After our ranger friend brought back the lights, we returned gratefully to the surface — slipping and duck-walking past pale stalactites and stalagmites looming like grotesques in the stygian darkness — and debouched to the Chateau for the night.

The Chateau, a grand old lodge constructed in the 1930s, seems to be built of shadows, creaks and plenty of old burnished timber. There, in front of a roaring fire with drinks in hand and the rest of the guests mysteriously absent, the desk clerk regaled us with stories of Bigfoot sightings, the haunted house she lives in and, of course, the resident Chateau ghost: Elizabeth.

Elizabeth isn’t the only ghost, of course, she’s just the most active.

A lady in blue, Elizabeth is reportedly the ethereal remains of a young bride who, while on her honeymoon, found her betrothed in bed in the sweaty, amorous embrace of a chambermaid. The distraught young bride acted quickly, tragically and definitively — she leapt from their window on the upper floor to die, heart- and neck-broken, in the gully below.

Or, alternatively, she slit her wrists in a nice warm bath.

We’ll never know for sure; there’s no corroborating proof — no police report, no media coverage, no death certificate. All we do know is that a ghost named Elizabeth — a pretty, mournful young blonde — roams the halls.

Our desk clerk saw her many times.

The maids have seen her too, perhaps a bit nervously given the vocation of the original temptress. They say she bangs closet doors, unmakes beds and leaves once neatly folded towels strewn across the floors, and all behind locked doors.

The people working in the kitchen have seen her the most often. She’s apparently quite active in the kitchen, banging pots and pans in the wee hours of the night, rattling doors and making soufflés fall. They even have an image of her, captured in some random photo of a storage area, her sad, innocent face, blonde curls and period clothing clearly visible in an impossible reflection. The picture is in the big book of hauntings behind the front desk.

Guests have seen her too, of course. One little girl — and we all know children are more disposed to the sense the supernatural — crayon-sketched her in in convincing and pants-wettingly terrifying detail, and left it behind for others to see. Also in the big book.

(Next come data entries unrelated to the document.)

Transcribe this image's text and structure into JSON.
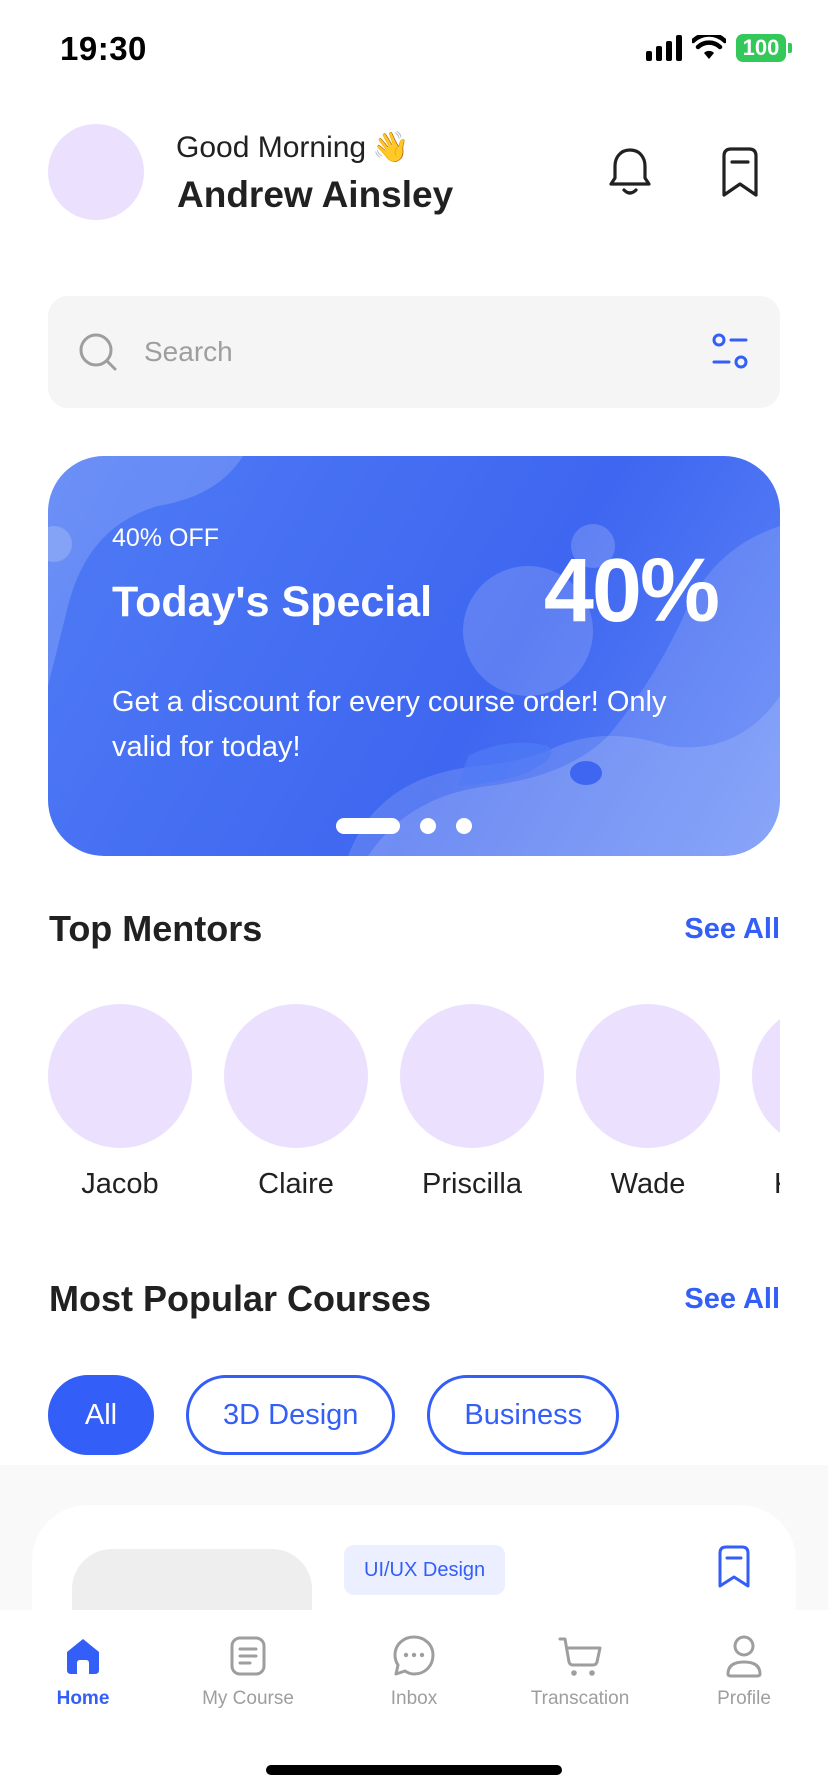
{
  "status_bar": {
    "time": "19:30",
    "battery": "100"
  },
  "header": {
    "greeting": "Good Morning",
    "greeting_emoji": "👋",
    "username": "Andrew Ainsley",
    "icons": [
      "bell-icon",
      "bookmark-icon"
    ]
  },
  "search": {
    "placeholder": "Search",
    "value": "",
    "icons": [
      "search-icon",
      "filter-icon"
    ]
  },
  "banner": {
    "discount_label": "40% OFF",
    "title": "Today's Special",
    "percent": "40%",
    "description": "Get a discount for every course order! Only valid for today!",
    "page_count": 3,
    "active_page": 1
  },
  "mentors_section": {
    "title": "Top Mentors",
    "see_all": "See All",
    "mentors": [
      "Jacob",
      "Claire",
      "Priscilla",
      "Wade",
      "Kathryn"
    ]
  },
  "courses_section": {
    "title": "Most Popular Courses",
    "see_all": "See All",
    "filters": [
      "All",
      "3D Design",
      "Business"
    ],
    "active_filter": "All",
    "card": {
      "tag": "UI/UX Design"
    }
  },
  "bottom_nav": {
    "items": [
      {
        "label": "Home",
        "icon": "home-icon",
        "active": true
      },
      {
        "label": "My Course",
        "icon": "document-icon",
        "active": false
      },
      {
        "label": "Inbox",
        "icon": "chat-icon",
        "active": false
      },
      {
        "label": "Transcation",
        "icon": "cart-icon",
        "active": false
      },
      {
        "label": "Profile",
        "icon": "profile-icon",
        "active": false
      }
    ]
  },
  "colors": {
    "primary": "#335ef7",
    "avatar_placeholder": "#ebe0fd",
    "battery": "#34c759",
    "text": "#212121",
    "muted": "#9e9e9e"
  }
}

We didn’t see her. To be fair, she died in room 309, or maybe 310, and we were in 201. And truthfully, I thought I was going to see her and didn’t really want to. I got a little freaked out by all the darkness, the spooky talk, the murder home where the desk clerk lived, the Bigfoot stuff and the gift shop clerk cheerfully describing how yetis dismembered people in the Himalayas. And when we were talking about Elizabeth, the ghost detector app on my phone went nuts.

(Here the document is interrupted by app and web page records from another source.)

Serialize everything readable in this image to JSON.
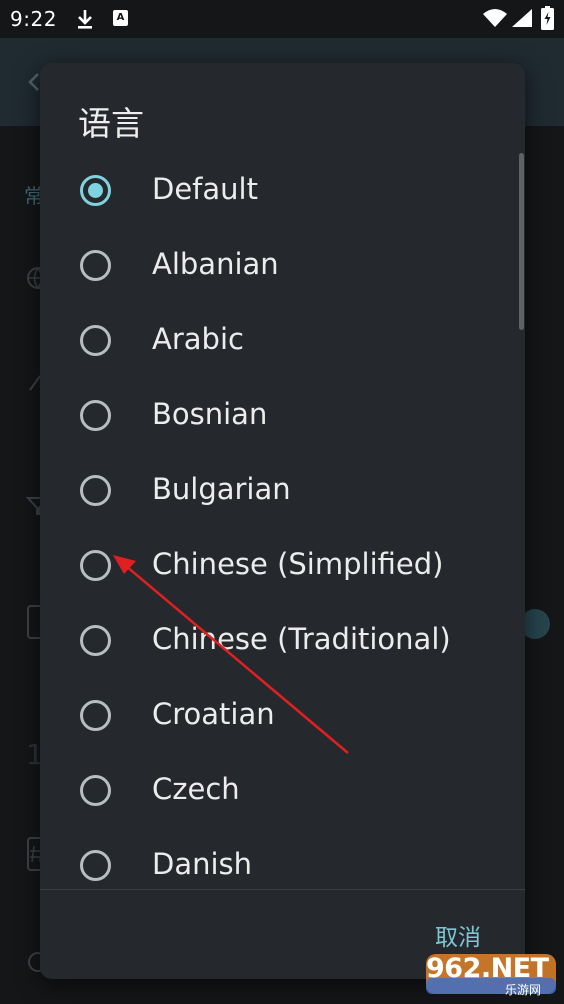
{
  "status_bar": {
    "time": "9:22",
    "icons": [
      "download-icon",
      "a-notification-icon",
      "wifi-icon",
      "signal-icon",
      "battery-icon"
    ]
  },
  "background_app": {
    "section_char": "常",
    "digit": "1"
  },
  "dialog": {
    "title": "语言",
    "options": [
      {
        "label": "Default",
        "selected": true
      },
      {
        "label": "Albanian",
        "selected": false
      },
      {
        "label": "Arabic",
        "selected": false
      },
      {
        "label": "Bosnian",
        "selected": false
      },
      {
        "label": "Bulgarian",
        "selected": false
      },
      {
        "label": "Chinese (Simplified)",
        "selected": false
      },
      {
        "label": "Chinese (Traditional)",
        "selected": false
      },
      {
        "label": "Croatian",
        "selected": false
      },
      {
        "label": "Czech",
        "selected": false
      },
      {
        "label": "Danish",
        "selected": false
      }
    ],
    "cancel_label": "取消"
  },
  "colors": {
    "accent": "#7fd3df",
    "dialog_bg": "#25292d",
    "annotation_arrow": "#e02020"
  },
  "watermark": {
    "text": "962.NET",
    "sub": "乐游网"
  }
}
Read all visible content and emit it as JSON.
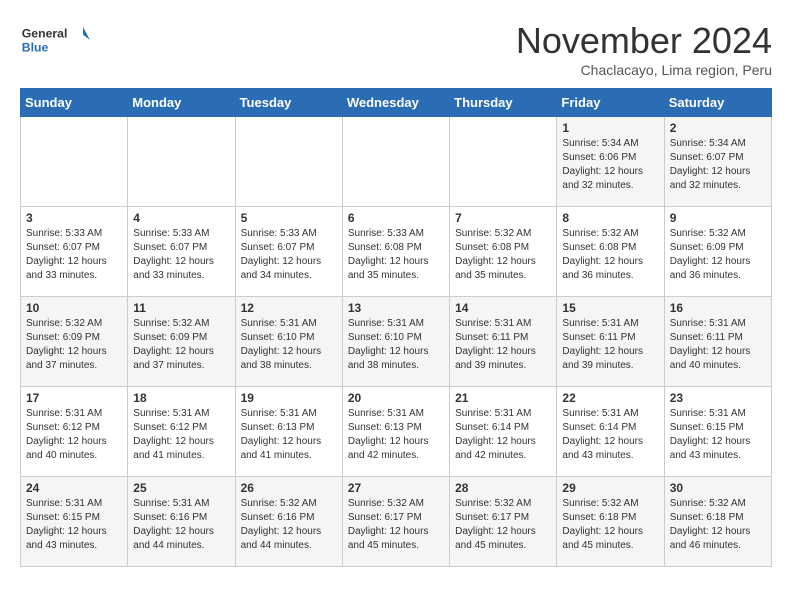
{
  "header": {
    "logo_general": "General",
    "logo_blue": "Blue",
    "month_title": "November 2024",
    "subtitle": "Chaclacayo, Lima region, Peru"
  },
  "days_of_week": [
    "Sunday",
    "Monday",
    "Tuesday",
    "Wednesday",
    "Thursday",
    "Friday",
    "Saturday"
  ],
  "weeks": [
    [
      {
        "day": "",
        "info": ""
      },
      {
        "day": "",
        "info": ""
      },
      {
        "day": "",
        "info": ""
      },
      {
        "day": "",
        "info": ""
      },
      {
        "day": "",
        "info": ""
      },
      {
        "day": "1",
        "info": "Sunrise: 5:34 AM\nSunset: 6:06 PM\nDaylight: 12 hours\nand 32 minutes."
      },
      {
        "day": "2",
        "info": "Sunrise: 5:34 AM\nSunset: 6:07 PM\nDaylight: 12 hours\nand 32 minutes."
      }
    ],
    [
      {
        "day": "3",
        "info": "Sunrise: 5:33 AM\nSunset: 6:07 PM\nDaylight: 12 hours\nand 33 minutes."
      },
      {
        "day": "4",
        "info": "Sunrise: 5:33 AM\nSunset: 6:07 PM\nDaylight: 12 hours\nand 33 minutes."
      },
      {
        "day": "5",
        "info": "Sunrise: 5:33 AM\nSunset: 6:07 PM\nDaylight: 12 hours\nand 34 minutes."
      },
      {
        "day": "6",
        "info": "Sunrise: 5:33 AM\nSunset: 6:08 PM\nDaylight: 12 hours\nand 35 minutes."
      },
      {
        "day": "7",
        "info": "Sunrise: 5:32 AM\nSunset: 6:08 PM\nDaylight: 12 hours\nand 35 minutes."
      },
      {
        "day": "8",
        "info": "Sunrise: 5:32 AM\nSunset: 6:08 PM\nDaylight: 12 hours\nand 36 minutes."
      },
      {
        "day": "9",
        "info": "Sunrise: 5:32 AM\nSunset: 6:09 PM\nDaylight: 12 hours\nand 36 minutes."
      }
    ],
    [
      {
        "day": "10",
        "info": "Sunrise: 5:32 AM\nSunset: 6:09 PM\nDaylight: 12 hours\nand 37 minutes."
      },
      {
        "day": "11",
        "info": "Sunrise: 5:32 AM\nSunset: 6:09 PM\nDaylight: 12 hours\nand 37 minutes."
      },
      {
        "day": "12",
        "info": "Sunrise: 5:31 AM\nSunset: 6:10 PM\nDaylight: 12 hours\nand 38 minutes."
      },
      {
        "day": "13",
        "info": "Sunrise: 5:31 AM\nSunset: 6:10 PM\nDaylight: 12 hours\nand 38 minutes."
      },
      {
        "day": "14",
        "info": "Sunrise: 5:31 AM\nSunset: 6:11 PM\nDaylight: 12 hours\nand 39 minutes."
      },
      {
        "day": "15",
        "info": "Sunrise: 5:31 AM\nSunset: 6:11 PM\nDaylight: 12 hours\nand 39 minutes."
      },
      {
        "day": "16",
        "info": "Sunrise: 5:31 AM\nSunset: 6:11 PM\nDaylight: 12 hours\nand 40 minutes."
      }
    ],
    [
      {
        "day": "17",
        "info": "Sunrise: 5:31 AM\nSunset: 6:12 PM\nDaylight: 12 hours\nand 40 minutes."
      },
      {
        "day": "18",
        "info": "Sunrise: 5:31 AM\nSunset: 6:12 PM\nDaylight: 12 hours\nand 41 minutes."
      },
      {
        "day": "19",
        "info": "Sunrise: 5:31 AM\nSunset: 6:13 PM\nDaylight: 12 hours\nand 41 minutes."
      },
      {
        "day": "20",
        "info": "Sunrise: 5:31 AM\nSunset: 6:13 PM\nDaylight: 12 hours\nand 42 minutes."
      },
      {
        "day": "21",
        "info": "Sunrise: 5:31 AM\nSunset: 6:14 PM\nDaylight: 12 hours\nand 42 minutes."
      },
      {
        "day": "22",
        "info": "Sunrise: 5:31 AM\nSunset: 6:14 PM\nDaylight: 12 hours\nand 43 minutes."
      },
      {
        "day": "23",
        "info": "Sunrise: 5:31 AM\nSunset: 6:15 PM\nDaylight: 12 hours\nand 43 minutes."
      }
    ],
    [
      {
        "day": "24",
        "info": "Sunrise: 5:31 AM\nSunset: 6:15 PM\nDaylight: 12 hours\nand 43 minutes."
      },
      {
        "day": "25",
        "info": "Sunrise: 5:31 AM\nSunset: 6:16 PM\nDaylight: 12 hours\nand 44 minutes."
      },
      {
        "day": "26",
        "info": "Sunrise: 5:32 AM\nSunset: 6:16 PM\nDaylight: 12 hours\nand 44 minutes."
      },
      {
        "day": "27",
        "info": "Sunrise: 5:32 AM\nSunset: 6:17 PM\nDaylight: 12 hours\nand 45 minutes."
      },
      {
        "day": "28",
        "info": "Sunrise: 5:32 AM\nSunset: 6:17 PM\nDaylight: 12 hours\nand 45 minutes."
      },
      {
        "day": "29",
        "info": "Sunrise: 5:32 AM\nSunset: 6:18 PM\nDaylight: 12 hours\nand 45 minutes."
      },
      {
        "day": "30",
        "info": "Sunrise: 5:32 AM\nSunset: 6:18 PM\nDaylight: 12 hours\nand 46 minutes."
      }
    ]
  ]
}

By the time we got back in our room, I was rattled and filled with a sense of dread, expecting to see Elizabeth peering out at me piteously from inside the mirror, or feel her cold, insistent pinches to my feet (one of her favorite mean tricks, apparently).

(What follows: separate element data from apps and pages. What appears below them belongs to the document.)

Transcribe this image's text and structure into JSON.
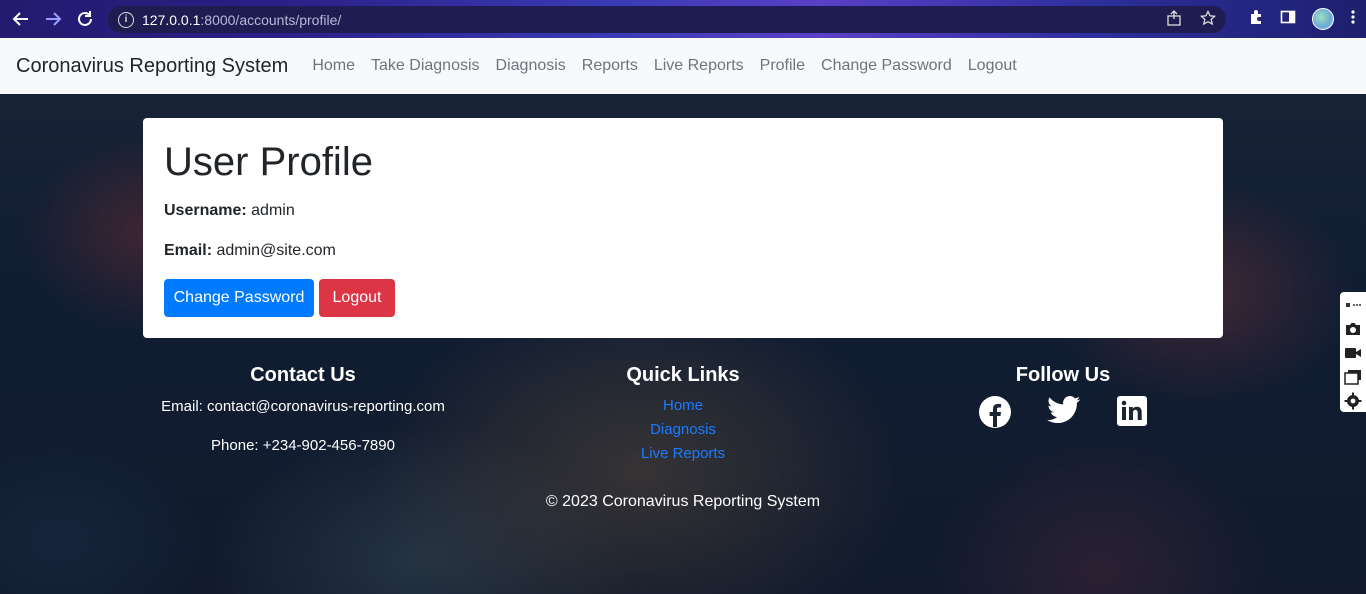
{
  "browser": {
    "url_host": "127.0.0.1",
    "url_rest": ":8000/accounts/profile/"
  },
  "navbar": {
    "brand": "Coronavirus Reporting System",
    "links": [
      "Home",
      "Take Diagnosis",
      "Diagnosis",
      "Reports",
      "Live Reports",
      "Profile",
      "Change Password",
      "Logout"
    ]
  },
  "profile": {
    "title": "User Profile",
    "username_label": "Username:",
    "username_value": "admin",
    "email_label": "Email:",
    "email_value": "admin@site.com",
    "change_password_button": "Change Password",
    "logout_button": "Logout"
  },
  "footer": {
    "contact": {
      "heading": "Contact Us",
      "email": "Email: contact@coronavirus-reporting.com",
      "phone": "Phone: +234-902-456-7890"
    },
    "quick_links": {
      "heading": "Quick Links",
      "links": [
        "Home",
        "Diagnosis",
        "Live Reports"
      ]
    },
    "follow": {
      "heading": "Follow Us",
      "icons": [
        "facebook-icon",
        "twitter-icon",
        "linkedin-icon"
      ]
    },
    "copyright": "© 2023 Coronavirus Reporting System"
  },
  "colors": {
    "primary": "#007bff",
    "danger": "#dc3545",
    "link": "#1b7bff",
    "navbar_bg": "#f8f9fa"
  }
}
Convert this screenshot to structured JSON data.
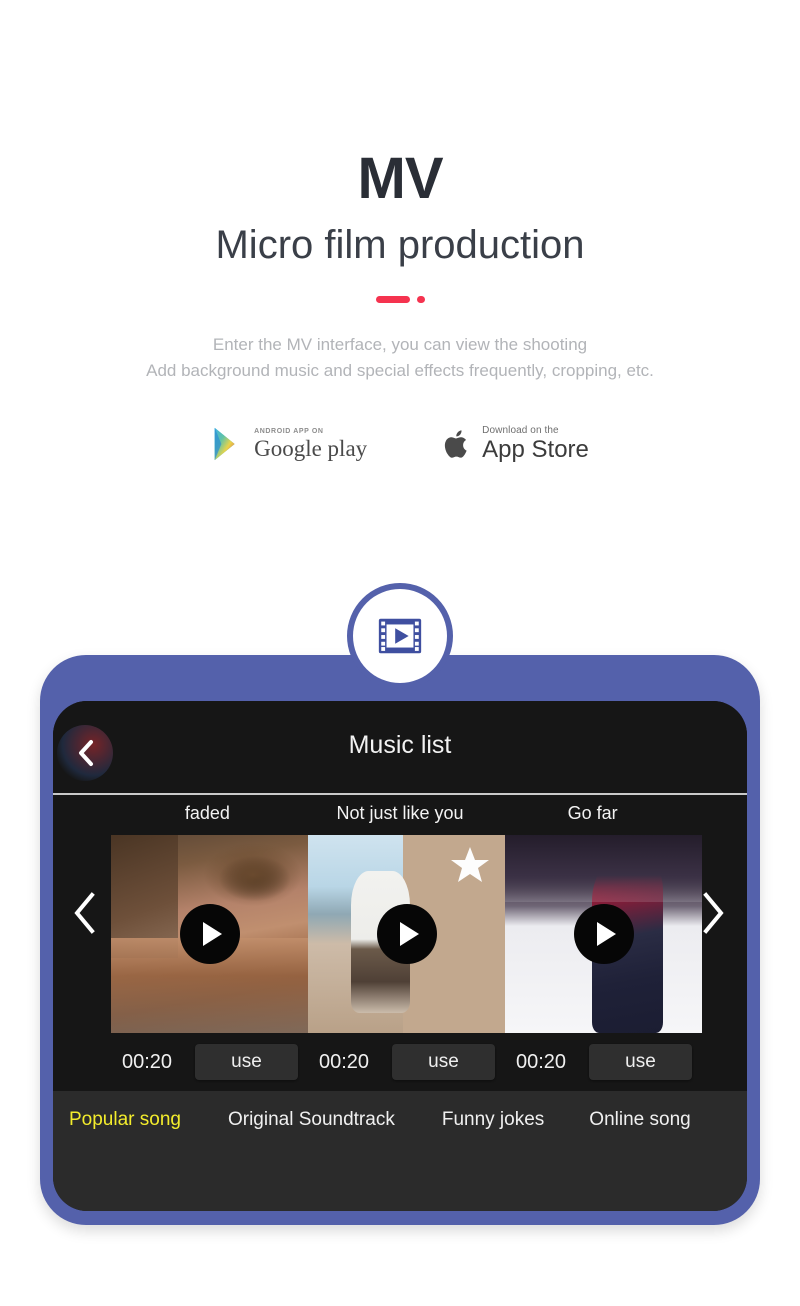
{
  "hero": {
    "logo": "MV",
    "title": "Micro film production",
    "desc_line1": "Enter the MV interface, you can view the shooting",
    "desc_line2": "Add background music and special effects frequently, cropping, etc.",
    "accent_color": "#f5334f"
  },
  "stores": [
    {
      "icon": "google-play-icon",
      "small": "ANDROID APP ON",
      "big": "Google play"
    },
    {
      "icon": "apple-logo-icon",
      "small": "Download on the",
      "big": "App Store"
    }
  ],
  "badge_icon": "film-strip-play-icon",
  "device": {
    "frame_color": "#5461ab",
    "screen_color": "#161616",
    "header": {
      "back_icon": "chevron-left-icon",
      "title": "Music list"
    },
    "carousel": {
      "prev_icon": "chevron-left-icon",
      "next_icon": "chevron-right-icon",
      "items": [
        {
          "title": "faded",
          "art": "art-books",
          "play_icon": "play-icon",
          "duration": "00:20",
          "action_label": "use",
          "has_star": false
        },
        {
          "title": "Not just like you",
          "art": "art-boy",
          "play_icon": "play-icon",
          "duration": "00:20",
          "action_label": "use",
          "has_star": true
        },
        {
          "title": "Go far",
          "art": "art-snow",
          "play_icon": "play-icon",
          "duration": "00:20",
          "action_label": "use",
          "has_star": false
        }
      ]
    },
    "tabs": {
      "active_color": "#f3ec2c",
      "items": [
        {
          "label": "Popular song",
          "active": true
        },
        {
          "label": "Original Soundtrack",
          "active": false
        },
        {
          "label": "Funny jokes",
          "active": false
        },
        {
          "label": "Online song",
          "active": false
        }
      ]
    }
  }
}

In that state of mind, sleep — when it was most needed to insulate me from my own paranoia — didn’t come easily and the (probably) natural noises of the ancient building took on a sinister tone. And there were plenty of noises. The merest vibration, the travels of a spider across the ceiling for example, was enough to start the whole building vibrating and trembling. The flush of a toilet upstairs sent a cascade of water flooding throughout the entire Chateau. The steam heat on a cold October night knocked the pipes like the Devil’s own marimba band.

The situation could not have been spookier, and yet, still no Elizabeth.

By the light of day, I was both relieved to be alive and disappointed we hadn’t seen a ghost.

But I wasn’t disappointed about the visit. Regardless of the scarcity of ghosts, Oregon Caves is an amazing national monument. Best of all was that moment when the lights went out deep below the surface of the mountains, below the roots of trees, below even the remains of the dead. We experienced a silence and a darkness and an aloneness that felt a little bit like death. We may not have seen Elizabeth, but just for a few seconds, we ventured for a moment into her world. Luckily, we didn’t have to stay there long.

Contributed by Clark Hays